Brief: The finished copy should hold every entry exactly as given, and no pictures.
════════
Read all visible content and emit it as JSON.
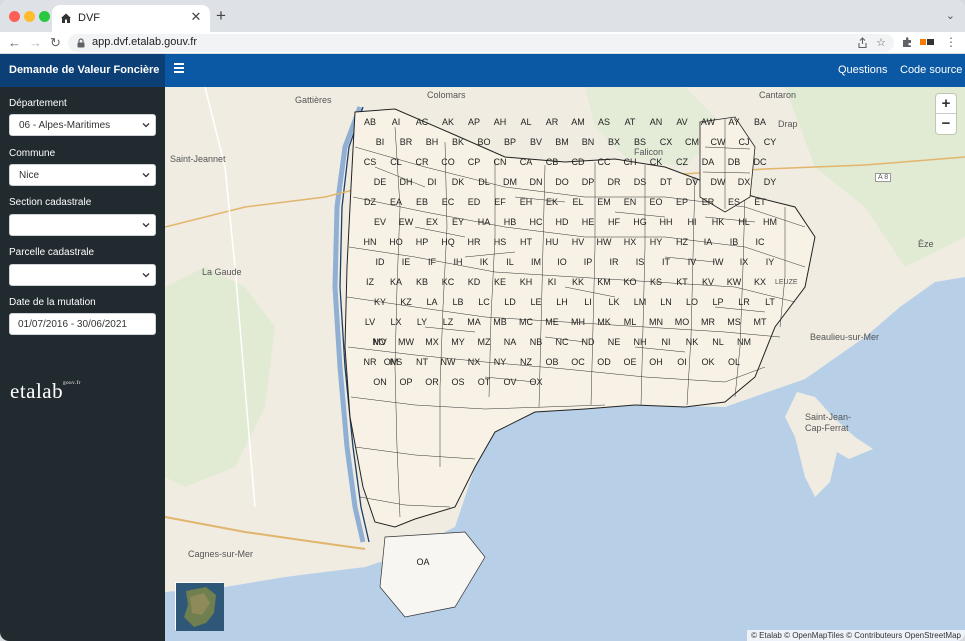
{
  "browser": {
    "tab_title": "DVF",
    "tab_close": "✕",
    "new_tab": "+",
    "tab_menu": "⌄",
    "url": "app.dvf.etalab.gouv.fr",
    "icons": [
      "home-icon",
      "lock-icon",
      "share-icon",
      "star-icon",
      "extension-icon",
      "menu-dots-icon"
    ]
  },
  "header": {
    "brand": "Demande de Valeur Foncière",
    "nav": [
      "Questions",
      "Code source"
    ]
  },
  "sidebar": {
    "departement_label": "Département",
    "departement_value": "06 - Alpes-Maritimes",
    "commune_label": "Commune",
    "commune_value": "Nice",
    "section_label": "Section cadastrale",
    "section_value": "",
    "parcelle_label": "Parcelle cadastrale",
    "parcelle_value": "",
    "date_label": "Date de la mutation",
    "date_value": "01/07/2016 - 30/06/2021",
    "logo": "etalab",
    "logo_sup": "gouv.fr"
  },
  "map": {
    "places": [
      "Gattières",
      "Colomars",
      "Cantaron",
      "Saint-Jeannet",
      "Falicon",
      "Drap",
      "La Gaude",
      "Èze",
      "Beaulieu-sur-Mer",
      "Saint-Jean-Cap-Ferrat",
      "Cagnes-sur-Mer",
      "LEUZE",
      "A 8"
    ],
    "zoom_in": "+",
    "zoom_out": "−",
    "attribution": "© Etalab © OpenMapTiles © Contributeurs OpenStreetMap",
    "sections": [
      "AB",
      "AI",
      "AC",
      "AK",
      "AP",
      "AH",
      "AL",
      "AR",
      "AM",
      "AS",
      "AT",
      "AN",
      "AV",
      "AW",
      "AY",
      "BA",
      "BI",
      "BR",
      "BH",
      "BK",
      "BO",
      "BP",
      "BV",
      "BM",
      "BN",
      "BX",
      "BS",
      "CX",
      "CM",
      "CW",
      "CJ",
      "CY",
      "CS",
      "CL",
      "CR",
      "CO",
      "CP",
      "CN",
      "CA",
      "CB",
      "CD",
      "CC",
      "CH",
      "CK",
      "CZ",
      "DA",
      "DB",
      "DC",
      "DE",
      "DH",
      "DI",
      "DK",
      "DL",
      "DM",
      "DN",
      "DO",
      "DP",
      "DR",
      "DS",
      "DT",
      "DV",
      "DW",
      "DX",
      "DY",
      "DZ",
      "EA",
      "EB",
      "EC",
      "ED",
      "EF",
      "EH",
      "EK",
      "EL",
      "EM",
      "EN",
      "EO",
      "EP",
      "ER",
      "ES",
      "ET",
      "EV",
      "EW",
      "EX",
      "EY",
      "HA",
      "HB",
      "HC",
      "HD",
      "HE",
      "HF",
      "HG",
      "HH",
      "HI",
      "HK",
      "HL",
      "HM",
      "HN",
      "HO",
      "HP",
      "HQ",
      "HR",
      "HS",
      "HT",
      "HU",
      "HV",
      "HW",
      "HX",
      "HY",
      "HZ",
      "IA",
      "IB",
      "IC",
      "ID",
      "IE",
      "IF",
      "IH",
      "IK",
      "IL",
      "IM",
      "IO",
      "IP",
      "IR",
      "IS",
      "IT",
      "IV",
      "IW",
      "IX",
      "IY",
      "IZ",
      "KA",
      "KB",
      "KC",
      "KD",
      "KE",
      "KH",
      "KI",
      "KK",
      "KM",
      "KO",
      "KS",
      "KT",
      "KV",
      "KW",
      "KX",
      "KY",
      "KZ",
      "LA",
      "LB",
      "LC",
      "LD",
      "LE",
      "LH",
      "LI",
      "LK",
      "LM",
      "LN",
      "LO",
      "LP",
      "LR",
      "LT",
      "LV",
      "LX",
      "LY",
      "LZ",
      "MA",
      "MB",
      "MC",
      "ME",
      "MH",
      "MK",
      "ML",
      "MN",
      "MO",
      "MR",
      "MS",
      "MT",
      "MV",
      "MW",
      "MX",
      "MY",
      "MZ",
      "NA",
      "NB",
      "NC",
      "ND",
      "NE",
      "NH",
      "NI",
      "NK",
      "NL",
      "NM",
      "NO",
      "NR",
      "NS",
      "NT",
      "NW",
      "NX",
      "NY",
      "NZ",
      "OA",
      "OB",
      "OC",
      "OD",
      "OE",
      "OH",
      "OI",
      "OK",
      "OL",
      "OM",
      "ON",
      "OP",
      "OR",
      "OS",
      "OT",
      "OV",
      "OX"
    ]
  }
}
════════
Task result:
Read all visible content and emit it as JSON.
{
  "browser": {
    "tab_title": "DVF",
    "tab_close": "✕",
    "new_tab": "+",
    "tab_menu": "⌄",
    "url": "app.dvf.etalab.gouv.fr",
    "icons": [
      "home-icon",
      "lock-icon",
      "share-icon",
      "star-icon",
      "extension-icon",
      "menu-dots-icon"
    ]
  },
  "header": {
    "brand": "Demande de Valeur Foncière",
    "nav": [
      "Questions",
      "Code source"
    ]
  },
  "sidebar": {
    "departement_label": "Département",
    "departement_value": "06 - Alpes-Maritimes",
    "commune_label": "Commune",
    "commune_value": "Nice",
    "section_label": "Section cadastrale",
    "section_value": "",
    "parcelle_label": "Parcelle cadastrale",
    "parcelle_value": "",
    "date_label": "Date de la mutation",
    "date_value": "01/07/2016 - 30/06/2021",
    "logo": "etalab",
    "logo_sup": "gouv.fr"
  },
  "map": {
    "places": [
      "Gattières",
      "Colomars",
      "Cantaron",
      "Saint-Jeannet",
      "Falicon",
      "Drap",
      "La Gaude",
      "Èze",
      "Beaulieu-sur-Mer",
      "Saint-Jean-Cap-Ferrat",
      "Cagnes-sur-Mer",
      "LEUZE",
      "A 8"
    ],
    "zoom_in": "+",
    "zoom_out": "−",
    "attribution": "© Etalab © OpenMapTiles © Contributeurs OpenStreetMap",
    "sections": [
      "AB",
      "AI",
      "AC",
      "AK",
      "AP",
      "AH",
      "AL",
      "AR",
      "AM",
      "AS",
      "AT",
      "AN",
      "AV",
      "AW",
      "AY",
      "BA",
      "BI",
      "BR",
      "BH",
      "BK",
      "BO",
      "BP",
      "BV",
      "BM",
      "BN",
      "BX",
      "BS",
      "CX",
      "CM",
      "CW",
      "CJ",
      "CY",
      "CS",
      "CL",
      "CR",
      "CO",
      "CP",
      "CN",
      "CA",
      "CB",
      "CD",
      "CC",
      "CH",
      "CK",
      "CZ",
      "DA",
      "DB",
      "DC",
      "DE",
      "DH",
      "DI",
      "DK",
      "DL",
      "DM",
      "DN",
      "DO",
      "DP",
      "DR",
      "DS",
      "DT",
      "DV",
      "DW",
      "DX",
      "DY",
      "DZ",
      "EA",
      "EB",
      "EC",
      "ED",
      "EF",
      "EH",
      "EK",
      "EL",
      "EM",
      "EN",
      "EO",
      "EP",
      "ER",
      "ES",
      "ET",
      "EV",
      "EW",
      "EX",
      "EY",
      "HA",
      "HB",
      "HC",
      "HD",
      "HE",
      "HF",
      "HG",
      "HH",
      "HI",
      "HK",
      "HL",
      "HM",
      "HN",
      "HO",
      "HP",
      "HQ",
      "HR",
      "HS",
      "HT",
      "HU",
      "HV",
      "HW",
      "HX",
      "HY",
      "HZ",
      "IA",
      "IB",
      "IC",
      "ID",
      "IE",
      "IF",
      "IH",
      "IK",
      "IL",
      "IM",
      "IO",
      "IP",
      "IR",
      "IS",
      "IT",
      "IV",
      "IW",
      "IX",
      "IY",
      "IZ",
      "KA",
      "KB",
      "KC",
      "KD",
      "KE",
      "KH",
      "KI",
      "KK",
      "KM",
      "KO",
      "KS",
      "KT",
      "KV",
      "KW",
      "KX",
      "KY",
      "KZ",
      "LA",
      "LB",
      "LC",
      "LD",
      "LE",
      "LH",
      "LI",
      "LK",
      "LM",
      "LN",
      "LO",
      "LP",
      "LR",
      "LT",
      "LV",
      "LX",
      "LY",
      "LZ",
      "MA",
      "MB",
      "MC",
      "ME",
      "MH",
      "MK",
      "ML",
      "MN",
      "MO",
      "MR",
      "MS",
      "MT",
      "MV",
      "MW",
      "MX",
      "MY",
      "MZ",
      "NA",
      "NB",
      "NC",
      "ND",
      "NE",
      "NH",
      "NI",
      "NK",
      "NL",
      "NM",
      "NO",
      "NR",
      "NS",
      "NT",
      "NW",
      "NX",
      "NY",
      "NZ",
      "OA",
      "OB",
      "OC",
      "OD",
      "OE",
      "OH",
      "OI",
      "OK",
      "OL",
      "OM",
      "ON",
      "OP",
      "OR",
      "OS",
      "OT",
      "OV",
      "OX"
    ]
  }
}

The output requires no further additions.